They have a database in Google Drive with file number, the request’s phrasing, name of co-ordinator, last communication date and message, when can we expect to receive more documents.
Russell: “You kind of put their feet to the fire if they are not meeting their deadlines." Keeps them on your toes.
The help with high processing fees: ask to exclude duplicates, exclude “all versions of email strings that aren’t the final version.” And if you go to a review for a fee, you can say that you did try to narrow it, you negotiated with them.
Rusnell: Some organizations under the act don’t have a FOIP person, especially small/rural communities. School boards, Métis settlements have tried to deny requests because they don’t have a co-ordinator, or try to charge us the fee to hire a consultant or lawyer. You need to be clear with them that they have a duty under the law.
Request denied? Be prepared to fight. Ask FOIP commissioner to review.
Rusnell: When we get a package “We make a chronology of what we see in the documents, the timeline, how it unfolded, And gaps in your information.”
Emails can show you if someone is using their work account, during work hours, to facilitate something that shouldn’t be done by civil servants. That’s how they found staff at a college facilitating tickets for a PC party dinner.
When it’s time sensitive, the team drop off requests in person, or couriers them so they have a proven date of receipt. Instead of having agency claim they received the document a whole month after it was mailed.
Talk to FOIP co-ordinators. Many are helpful and believe in spirit of the Act. If you cover a beat, get familiar with who are the co-ordinators, which ones are speedy, etc.
Rusnell: It helps if you have a track record of producing quality journalism. In my stand-ups on air, I hold the document. “In this document…” It shows I have a track record of using FOIP in public interest, which stands up when it comes to a fee waiver/appeal.
Rusnell: When you’re getting started, try a few as a tests. Don’t get discouraged. This is an easy skill but you need to practise it. It’s an immense public-interest tool.
Questions. First: Take me through appeal process. What happens once you ask?
Russell explains in Alberta, a request for review form asks for your info, the number, and why you want to review (huge fee, they’re late in response, they redacted beyond the act). We do that and attach a letter saying here are our arguments, we would like you to review it. Sometimes in AB this takes two years.
The co-ordinator gives records to information commissioner, who reviews the redacted and unredacted information. Then they divulge what they feel is acceptable under act.

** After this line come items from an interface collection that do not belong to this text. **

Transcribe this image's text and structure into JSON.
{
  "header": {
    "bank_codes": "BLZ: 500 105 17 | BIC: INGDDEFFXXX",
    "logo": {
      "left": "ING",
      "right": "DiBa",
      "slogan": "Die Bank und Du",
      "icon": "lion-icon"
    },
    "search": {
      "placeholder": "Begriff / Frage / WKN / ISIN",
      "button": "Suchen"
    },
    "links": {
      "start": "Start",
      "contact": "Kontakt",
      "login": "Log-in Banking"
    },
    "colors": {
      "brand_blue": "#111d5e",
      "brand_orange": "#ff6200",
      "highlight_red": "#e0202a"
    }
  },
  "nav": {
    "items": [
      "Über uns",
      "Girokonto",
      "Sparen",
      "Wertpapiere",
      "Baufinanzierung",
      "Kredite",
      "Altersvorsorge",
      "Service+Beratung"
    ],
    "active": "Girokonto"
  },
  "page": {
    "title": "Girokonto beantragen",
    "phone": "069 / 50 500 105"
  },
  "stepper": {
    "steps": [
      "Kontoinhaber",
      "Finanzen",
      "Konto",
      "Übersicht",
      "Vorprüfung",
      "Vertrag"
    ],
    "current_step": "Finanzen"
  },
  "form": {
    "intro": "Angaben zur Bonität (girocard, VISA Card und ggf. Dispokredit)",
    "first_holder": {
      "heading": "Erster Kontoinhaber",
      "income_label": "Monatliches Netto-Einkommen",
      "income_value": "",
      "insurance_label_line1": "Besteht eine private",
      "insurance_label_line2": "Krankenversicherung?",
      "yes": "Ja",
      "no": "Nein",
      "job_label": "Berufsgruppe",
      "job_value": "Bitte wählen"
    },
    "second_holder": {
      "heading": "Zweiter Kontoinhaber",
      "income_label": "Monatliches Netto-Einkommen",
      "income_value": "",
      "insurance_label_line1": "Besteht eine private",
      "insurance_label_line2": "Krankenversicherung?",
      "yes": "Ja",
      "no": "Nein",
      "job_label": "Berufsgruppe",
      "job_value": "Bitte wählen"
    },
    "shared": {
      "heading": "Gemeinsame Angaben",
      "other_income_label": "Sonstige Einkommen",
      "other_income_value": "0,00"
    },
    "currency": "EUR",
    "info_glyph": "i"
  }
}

If you disagree with their decision, it goes to a board of inquiry, which is similar to a legal process.
Rusnell: You need to understand which documents that exist. It helps to find people who know what documents exist; what they’re called.

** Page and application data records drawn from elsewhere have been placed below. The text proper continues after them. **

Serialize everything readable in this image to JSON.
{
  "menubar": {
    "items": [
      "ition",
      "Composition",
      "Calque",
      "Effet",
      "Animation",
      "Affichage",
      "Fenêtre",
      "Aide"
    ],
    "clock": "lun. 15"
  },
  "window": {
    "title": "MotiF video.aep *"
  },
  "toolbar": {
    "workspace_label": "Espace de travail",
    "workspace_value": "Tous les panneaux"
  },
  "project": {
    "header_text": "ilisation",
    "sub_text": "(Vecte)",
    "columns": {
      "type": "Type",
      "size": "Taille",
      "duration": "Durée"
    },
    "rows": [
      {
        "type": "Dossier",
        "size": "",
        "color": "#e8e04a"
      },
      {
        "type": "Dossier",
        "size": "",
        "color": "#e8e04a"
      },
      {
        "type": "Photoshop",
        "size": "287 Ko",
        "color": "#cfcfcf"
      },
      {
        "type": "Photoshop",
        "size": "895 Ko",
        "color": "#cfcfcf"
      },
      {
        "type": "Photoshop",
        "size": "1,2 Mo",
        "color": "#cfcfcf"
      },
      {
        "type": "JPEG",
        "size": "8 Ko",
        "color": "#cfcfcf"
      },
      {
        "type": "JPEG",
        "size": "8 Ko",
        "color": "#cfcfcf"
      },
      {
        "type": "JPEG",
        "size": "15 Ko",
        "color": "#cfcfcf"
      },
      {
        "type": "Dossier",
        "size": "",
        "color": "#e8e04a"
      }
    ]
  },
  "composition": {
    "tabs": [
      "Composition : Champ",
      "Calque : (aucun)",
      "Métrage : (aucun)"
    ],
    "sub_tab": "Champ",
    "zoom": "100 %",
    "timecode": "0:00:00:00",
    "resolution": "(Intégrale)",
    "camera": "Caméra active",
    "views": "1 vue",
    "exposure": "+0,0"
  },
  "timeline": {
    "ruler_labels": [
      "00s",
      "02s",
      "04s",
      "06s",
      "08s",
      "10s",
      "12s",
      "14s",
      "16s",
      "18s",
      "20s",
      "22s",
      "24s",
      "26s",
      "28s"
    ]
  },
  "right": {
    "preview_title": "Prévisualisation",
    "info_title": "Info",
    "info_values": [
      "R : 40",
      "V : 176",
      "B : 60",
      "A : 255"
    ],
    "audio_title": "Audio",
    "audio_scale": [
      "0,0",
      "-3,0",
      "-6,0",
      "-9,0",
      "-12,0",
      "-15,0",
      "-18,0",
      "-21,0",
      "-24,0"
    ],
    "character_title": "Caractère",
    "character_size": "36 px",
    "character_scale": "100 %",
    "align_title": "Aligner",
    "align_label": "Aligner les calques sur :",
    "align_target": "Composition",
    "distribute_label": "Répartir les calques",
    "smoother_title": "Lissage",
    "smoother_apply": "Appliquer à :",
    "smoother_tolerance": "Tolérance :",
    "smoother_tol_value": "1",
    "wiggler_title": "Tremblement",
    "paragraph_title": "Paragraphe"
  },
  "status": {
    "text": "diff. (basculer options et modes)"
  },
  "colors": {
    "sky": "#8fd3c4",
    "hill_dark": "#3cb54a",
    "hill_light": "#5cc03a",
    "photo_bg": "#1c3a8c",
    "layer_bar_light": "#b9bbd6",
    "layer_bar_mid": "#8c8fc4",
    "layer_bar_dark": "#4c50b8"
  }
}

Once at the Journal, we looked into restaurant inspections. Dug through archives for name of inspectors. Convinced one to take us to a restaurant to do an inspection. He showed us what’s in the forms, what isn’t and what’s actually dangerous. We knew which forms to ask for — and to ask for photos inspectors took.
We saw in one document that the restaurant was accused of thawing their meat outside in the back alley, and that neighbouring people had photos of cats and birds touching the meat. We called people in neighbouring businesses; I called an insurance company worker who said ‘I took those photos!” And we had those in our report.

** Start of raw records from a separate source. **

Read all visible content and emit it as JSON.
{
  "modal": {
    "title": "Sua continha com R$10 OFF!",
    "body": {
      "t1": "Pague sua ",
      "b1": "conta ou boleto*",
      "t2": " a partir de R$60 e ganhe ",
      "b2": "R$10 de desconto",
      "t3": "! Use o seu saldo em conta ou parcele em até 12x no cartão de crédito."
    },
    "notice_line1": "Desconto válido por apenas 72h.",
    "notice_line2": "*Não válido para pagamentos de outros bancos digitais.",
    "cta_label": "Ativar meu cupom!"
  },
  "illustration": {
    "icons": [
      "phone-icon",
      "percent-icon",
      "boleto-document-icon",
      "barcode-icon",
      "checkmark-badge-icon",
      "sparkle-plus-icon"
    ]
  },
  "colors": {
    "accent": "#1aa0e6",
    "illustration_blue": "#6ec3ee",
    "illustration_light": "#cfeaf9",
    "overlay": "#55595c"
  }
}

Question period is now a back-and-forth about the issues of govts divulging the requests publicly without a delay. It’s more than about scoops. One audience member: If my FOI requests were published before I published, I would get sued. It would thwart the story.
They also talk about the importance of co-ordinators not naming the requestor. They are supposed to be confidential but aren’t always. Rusnell says a competitor once asked for all requests submitted by him — and they got a package back.
The session is ending, but both welcome questions after:
Sean Holman takes podium. Asks people to use the hashtag #cdnfoi because it's connecting disparate people dealing with freedom-of-info issues and govt secrecy.